The page above is another key moment that focuses on character over pyrotechnics but that also shows Miller’s brilliant approach to the page. His division of the page into fifteen panels over three levels forces the reader to slow down, as the scene slows down in the room of Casey and her husband Peter. We had recently seen that Casey had put her husband out of her mind, and in a previous pair of pages learned their work was getting in the way of their marriage.
Here we see that breakdown displayed in a stark, excruciating sequence. Peter is in pain, frustrated by his inability to please his wife in bed. We read in his eyes a curious mix of frustration and happiness at his failure, as if it confirms to him that the relationship is dead. Perhaps he’s thinking he can move on. She has her back to him, which ordinarily would convey her anger. But as we see in the panels on tier three, she’s not angry as much as she is distracted. Her mind is on other things. Her mind is on Billy and the escaped ronin.
And suddenly we realize that Peter isn’t the one who failed to perform in this moment. Casey is the one who wasn’t interested in being with her husband. She has lost her passion. She wants to leave him, and the security alert allows her to leave him. The whole sequence is symbolic of the breakdown of their relationship and of the way that work has gotten in the way of everything the couple had tried to accomplish together.
Milller’s storytelling is seldom stronger than it is in this sequence. In its silence, its shifting perspectives and its intimacy, this page shows Miller delivering thoughtful moments that are empathetic to his characters’ pain. He wraps it up on the following page with several panels of plain blackness as Peter walks away. The use of black panels is lovely and symbolic but also provides visual foreshadowing of scenes to come in the next issue.
From there this issue seems to catch fire as it speeds towards its conclusion.
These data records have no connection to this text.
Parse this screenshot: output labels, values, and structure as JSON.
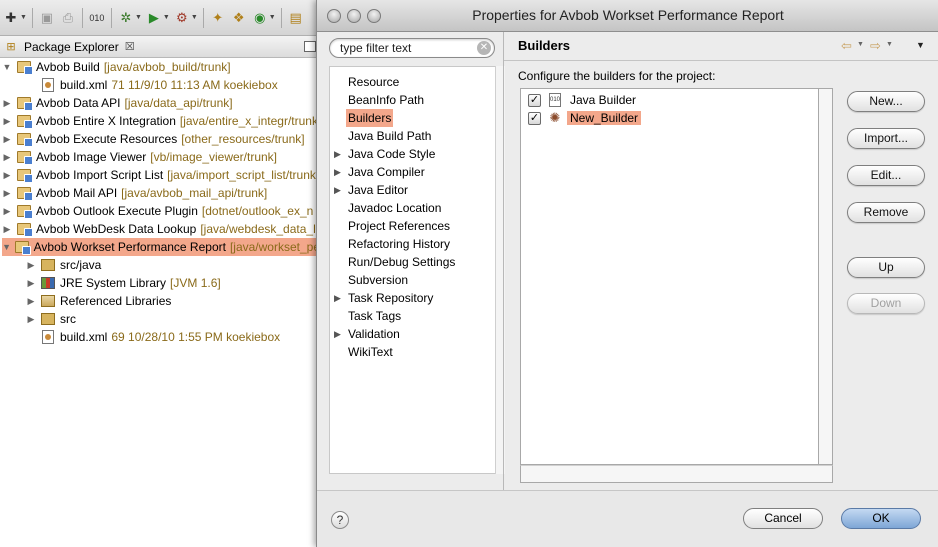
{
  "eclipse": {
    "package_explorer": {
      "title": "Package Explorer",
      "close_symbol": "☒",
      "tree": [
        {
          "label": "Avbob Build",
          "deco": "[java/avbob_build/trunk]",
          "level": 0,
          "expanded": true,
          "icon": "project-icon",
          "selected": false
        },
        {
          "label": "build.xml",
          "deco": "71  11/9/10 11:13 AM  koekiebox",
          "level": 1,
          "expanded": null,
          "icon": "xml-file-icon",
          "selected": false
        },
        {
          "label": "Avbob Data API",
          "deco": "[java/data_api/trunk]",
          "level": 0,
          "expanded": false,
          "icon": "project-icon",
          "selected": false
        },
        {
          "label": "Avbob Entire X Integration",
          "deco": "[java/entire_x_integr/trunk]",
          "level": 0,
          "expanded": false,
          "icon": "project-icon",
          "selected": false
        },
        {
          "label": "Avbob Execute Resources",
          "deco": "[other_resources/trunk]",
          "level": 0,
          "expanded": false,
          "icon": "project-icon",
          "selected": false
        },
        {
          "label": "Avbob Image Viewer",
          "deco": "[vb/image_viewer/trunk]",
          "level": 0,
          "expanded": false,
          "icon": "project-icon",
          "selected": false
        },
        {
          "label": "Avbob Import Script List",
          "deco": "[java/import_script_list/trunk]",
          "level": 0,
          "expanded": false,
          "icon": "project-icon",
          "selected": false
        },
        {
          "label": "Avbob Mail API",
          "deco": "[java/avbob_mail_api/trunk]",
          "level": 0,
          "expanded": false,
          "icon": "project-icon",
          "selected": false
        },
        {
          "label": "Avbob Outlook Execute Plugin",
          "deco": "[dotnet/outlook_ex_n",
          "level": 0,
          "expanded": false,
          "icon": "project-icon",
          "selected": false
        },
        {
          "label": "Avbob WebDesk Data Lookup",
          "deco": "[java/webdesk_data_lo",
          "level": 0,
          "expanded": false,
          "icon": "project-icon",
          "selected": false
        },
        {
          "label": "Avbob Workset Performance Report",
          "deco": "[java/workset_pe",
          "level": 0,
          "expanded": true,
          "icon": "project-icon",
          "selected": true
        },
        {
          "label": "src/java",
          "deco": "",
          "level": 1,
          "expanded": false,
          "icon": "package-folder-icon",
          "selected": false
        },
        {
          "label": "JRE System Library",
          "deco": "[JVM 1.6]",
          "level": 1,
          "expanded": false,
          "icon": "jre-library-icon",
          "selected": false
        },
        {
          "label": "Referenced Libraries",
          "deco": "",
          "level": 1,
          "expanded": false,
          "icon": "library-icon",
          "selected": false
        },
        {
          "label": "src",
          "deco": "",
          "level": 1,
          "expanded": false,
          "icon": "package-folder-icon",
          "selected": false
        },
        {
          "label": "build.xml",
          "deco": "69  10/28/10 1:55 PM  koekiebox",
          "level": 1,
          "expanded": null,
          "icon": "xml-file-icon",
          "selected": false
        }
      ]
    }
  },
  "dialog": {
    "title": "Properties for Avbob Workset Performance Report",
    "filter": {
      "value": "type filter text",
      "placeholder": "type filter text"
    },
    "pages": [
      {
        "label": "Resource",
        "expandable": false,
        "selected": false
      },
      {
        "label": "BeanInfo Path",
        "expandable": false,
        "selected": false
      },
      {
        "label": "Builders",
        "expandable": false,
        "selected": true
      },
      {
        "label": "Java Build Path",
        "expandable": false,
        "selected": false
      },
      {
        "label": "Java Code Style",
        "expandable": true,
        "selected": false
      },
      {
        "label": "Java Compiler",
        "expandable": true,
        "selected": false
      },
      {
        "label": "Java Editor",
        "expandable": true,
        "selected": false
      },
      {
        "label": "Javadoc Location",
        "expandable": false,
        "selected": false
      },
      {
        "label": "Project References",
        "expandable": false,
        "selected": false
      },
      {
        "label": "Refactoring History",
        "expandable": false,
        "selected": false
      },
      {
        "label": "Run/Debug Settings",
        "expandable": false,
        "selected": false
      },
      {
        "label": "Subversion",
        "expandable": false,
        "selected": false
      },
      {
        "label": "Task Repository",
        "expandable": true,
        "selected": false
      },
      {
        "label": "Task Tags",
        "expandable": false,
        "selected": false
      },
      {
        "label": "Validation",
        "expandable": true,
        "selected": false
      },
      {
        "label": "WikiText",
        "expandable": false,
        "selected": false
      }
    ],
    "page_title": "Builders",
    "description": "Configure the builders for the project:",
    "builders": [
      {
        "label": "Java Builder",
        "checked": true,
        "selected": false,
        "icon": "java-builder-icon"
      },
      {
        "label": "New_Builder",
        "checked": true,
        "selected": true,
        "icon": "ant-builder-icon"
      }
    ],
    "buttons": {
      "new": "New...",
      "import": "Import...",
      "edit": "Edit...",
      "remove": "Remove",
      "up": "Up",
      "down": "Down"
    },
    "footer": {
      "help": "?",
      "cancel": "Cancel",
      "ok": "OK"
    },
    "colors": {
      "selection": "#f3a78b",
      "decoration_text": "#8a6a1a"
    }
  }
}
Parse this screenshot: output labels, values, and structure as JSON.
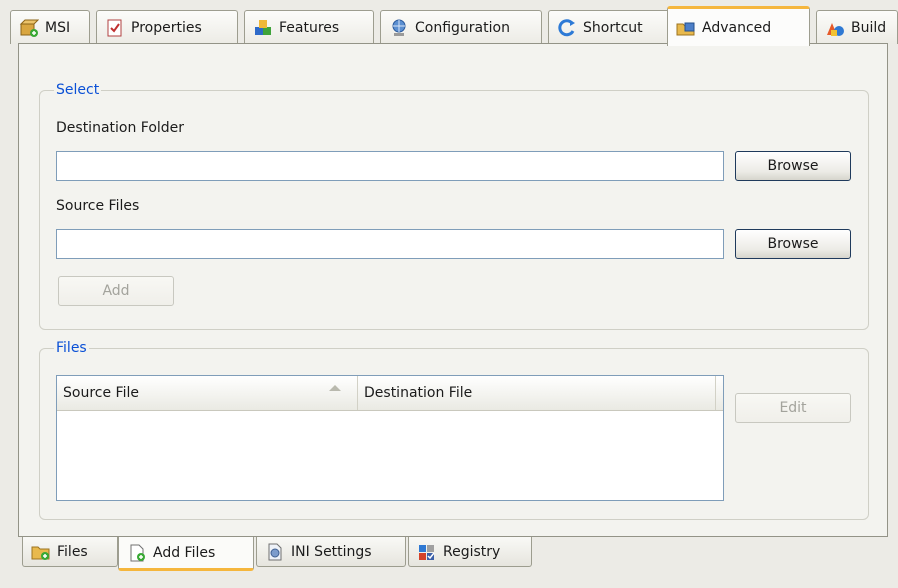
{
  "top_tabs": [
    {
      "label": "MSI",
      "icon": "msi-package-icon"
    },
    {
      "label": "Properties",
      "icon": "properties-checklist-icon"
    },
    {
      "label": "Features",
      "icon": "features-blocks-icon"
    },
    {
      "label": "Configuration",
      "icon": "configuration-globe-icon"
    },
    {
      "label": "Shortcut",
      "icon": "shortcut-arrow-icon"
    },
    {
      "label": "Advanced",
      "icon": "advanced-folder-icon",
      "active": true
    },
    {
      "label": "Build",
      "icon": "build-shapes-icon"
    }
  ],
  "select_group": {
    "legend": "Select",
    "destination_label": "Destination Folder",
    "destination_value": "",
    "destination_browse": "Browse",
    "source_label": "Source Files",
    "source_value": "",
    "source_browse": "Browse",
    "add_button": "Add"
  },
  "files_group": {
    "legend": "Files",
    "columns": [
      "Source File",
      "Destination File"
    ],
    "rows": [],
    "edit_button": "Edit"
  },
  "bottom_tabs": [
    {
      "label": "Files",
      "icon": "files-folder-icon"
    },
    {
      "label": "Add Files",
      "icon": "add-files-document-icon",
      "active": true
    },
    {
      "label": "INI Settings",
      "icon": "ini-settings-icon"
    },
    {
      "label": "Registry",
      "icon": "registry-icon"
    }
  ],
  "colors": {
    "accent_tab": "#f5b63d",
    "legend_text": "#0a50d6",
    "panel_bg": "#f3f3ef"
  }
}
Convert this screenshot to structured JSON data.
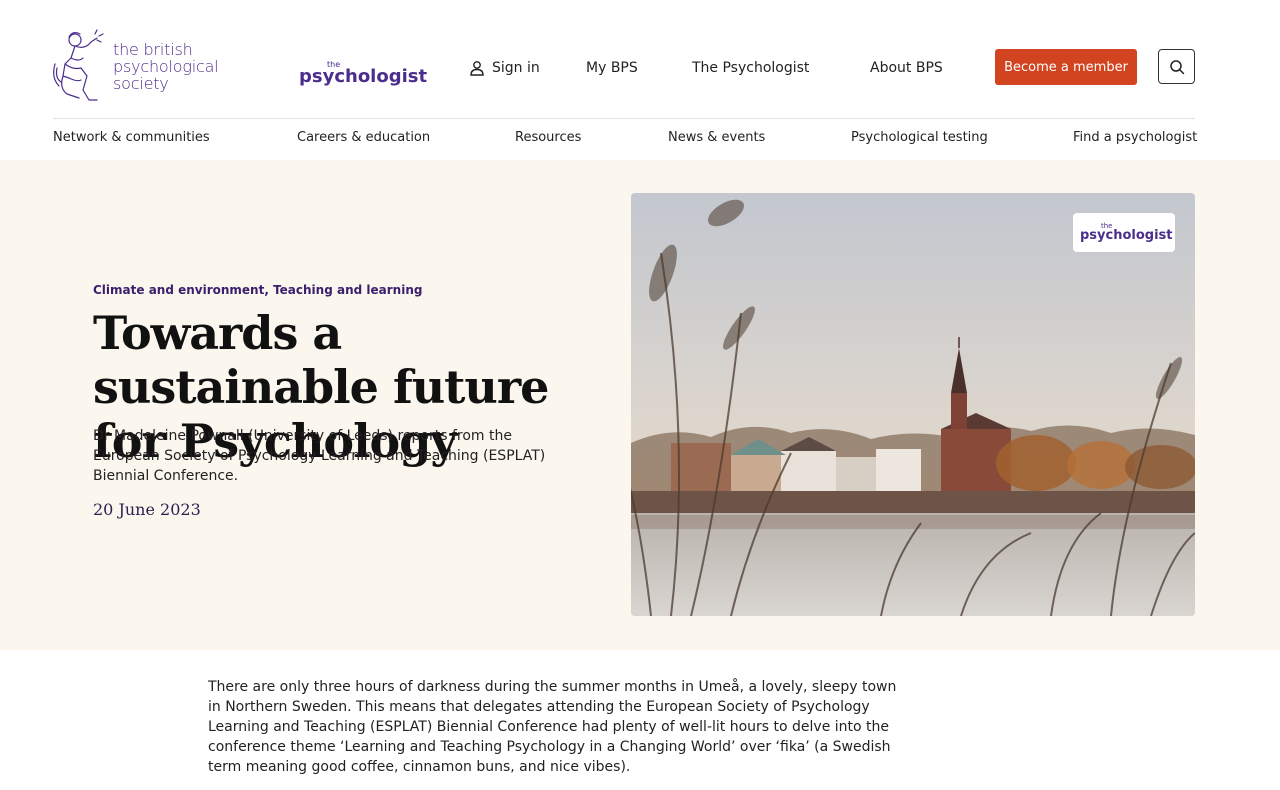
{
  "header": {
    "bps_logo_line1": "the british",
    "bps_logo_line2": "psychological society",
    "psychologist_logo_the": "the",
    "psychologist_logo_name": "psychologist",
    "sign_in": "Sign in",
    "my_bps": "My BPS",
    "the_psychologist": "The Psychologist",
    "about_bps": "About BPS",
    "become_member": "Become a member"
  },
  "main_nav": [
    "Network & communities",
    "Careers & education",
    "Resources",
    "News & events",
    "Psychological testing",
    "Find a psychologist"
  ],
  "article": {
    "categories": "Climate and environment, Teaching and learning",
    "title": "Towards a sustainable future for Psychology",
    "summary": "Dr Madeleine Pownall (University of Leeds) reports from the European Society of Psychology Learning and Teaching (ESPLAT) Biennial Conference.",
    "date": "20 June 2023",
    "image_badge_the": "the",
    "image_badge_name": "psychologist",
    "body": "There are only three hours of darkness during the summer months in Umeå, a lovely, sleepy town in Northern Sweden. This means that delegates attending the European Society of Psychology Learning and Teaching (ESPLAT) Biennial Conference had plenty of well-lit hours to delve into the conference theme ‘Learning and Teaching Psychology in a Changing World’ over ‘fika’ (a Swedish term meaning good coffee, cinnamon buns, and nice vibes)."
  },
  "icons": {
    "user": "user-icon",
    "search": "search-icon",
    "logo": "psyche-figure-icon"
  },
  "colors": {
    "brand_purple": "#4b2d8c",
    "member_button": "#d2441f",
    "hero_background": "#fbf6ee"
  }
}
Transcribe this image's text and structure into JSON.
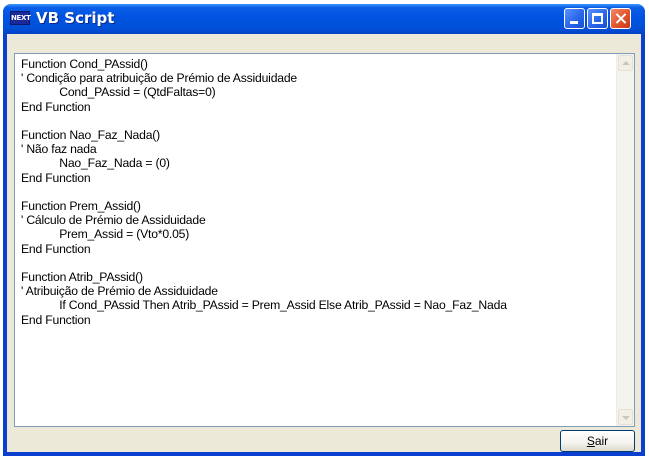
{
  "window": {
    "icon_text": "NEXT",
    "title": "VB Script"
  },
  "editor": {
    "code": "Function Cond_PAssid()\n' Condição para atribuição de Prémio de Assiduidade\n            Cond_PAssid = (QtdFaltas=0)\nEnd Function\n\nFunction Nao_Faz_Nada()\n' Não faz nada\n            Nao_Faz_Nada = (0)\nEnd Function\n\nFunction Prem_Assid()\n' Cálculo de Prémio de Assiduidade\n            Prem_Assid = (Vto*0.05)\nEnd Function\n\nFunction Atrib_PAssid()\n' Atribuição de Prémio de Assiduidade\n            If Cond_PAssid Then Atrib_PAssid = Prem_Assid Else Atrib_PAssid = Nao_Faz_Nada\nEnd Function"
  },
  "buttons": {
    "sair_mnemonic": "S",
    "sair_rest": "air"
  }
}
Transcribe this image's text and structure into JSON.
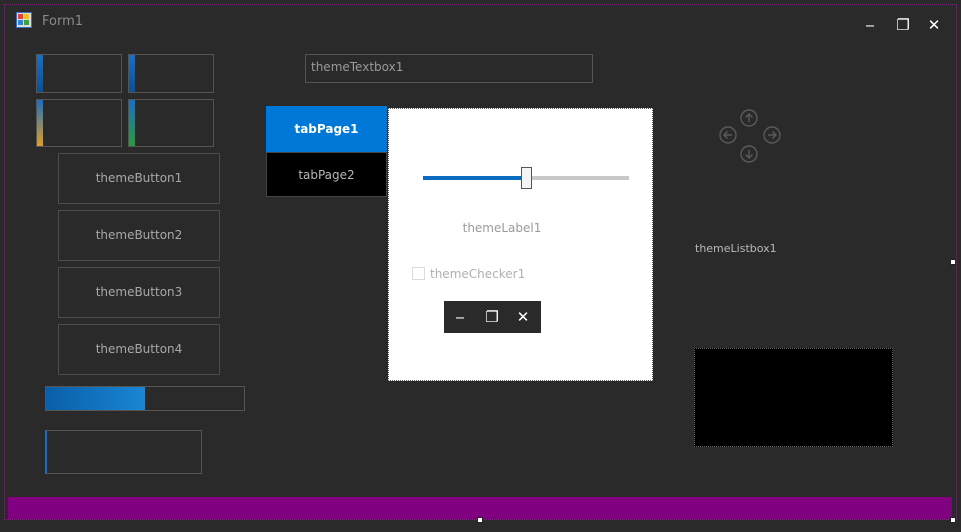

A group of urban fighters are attacked by mysterious forces from underground, in a startlingly powerful panel on the page above. Borrowing a moment from Will Eisner’s classic Spirit story “Life Below” as well as from an issue of his own Daredevil, the scene with the hands always jolts me out of my seat. It also provides visual foreshadowing for the second half of this series as things grow darker.
The rest of this page showcases Miller’s obvious love for Japanese comics. Panels two through four resemble scenes from Akira, which wouldn’t reach America for another five years but which he could have read as an import. Panel three is especially dynamic, an almost abstract image combined with speed lines that convey motion and energy. Miller’s clearly hand-hewn image contrasts with the technology these people are riding, a nice reminder of the humanity inside these security suits.
And then – in a sequence of pages as thrilling as any in the series – we witness the electrifying battle that ensues. The ronin comes riding in on his white horse, firing arrows at those nearly abstract figures on racer bikes. The contrast between low-tech and high-tech is obvious and important here. In a digital world, the analog man may win out. Varley’s colors are an explosive mix of greens, reds and oranges, and Miller’s panel arrangement are a helter-skelter collection of panels that continually seem to want to find an order but continually seem unable to find their rhythm.
The fight is too chaotic, too wild. The black and white explosions resemble a strobe light as the fight becomes more and more staccato – until the ronin falls. His analog world cannot defeat the digital future. And in a series of noir panels that imply the dark direction to which this comic will soon move, we see dark shadows and sunset colors. This is a devastating battle. The Japanese rising sun is starting to set. That makes readers uncomfortable, which is where Miller wants us to be.
As we will see next week, things will become still darker as this series proceeds.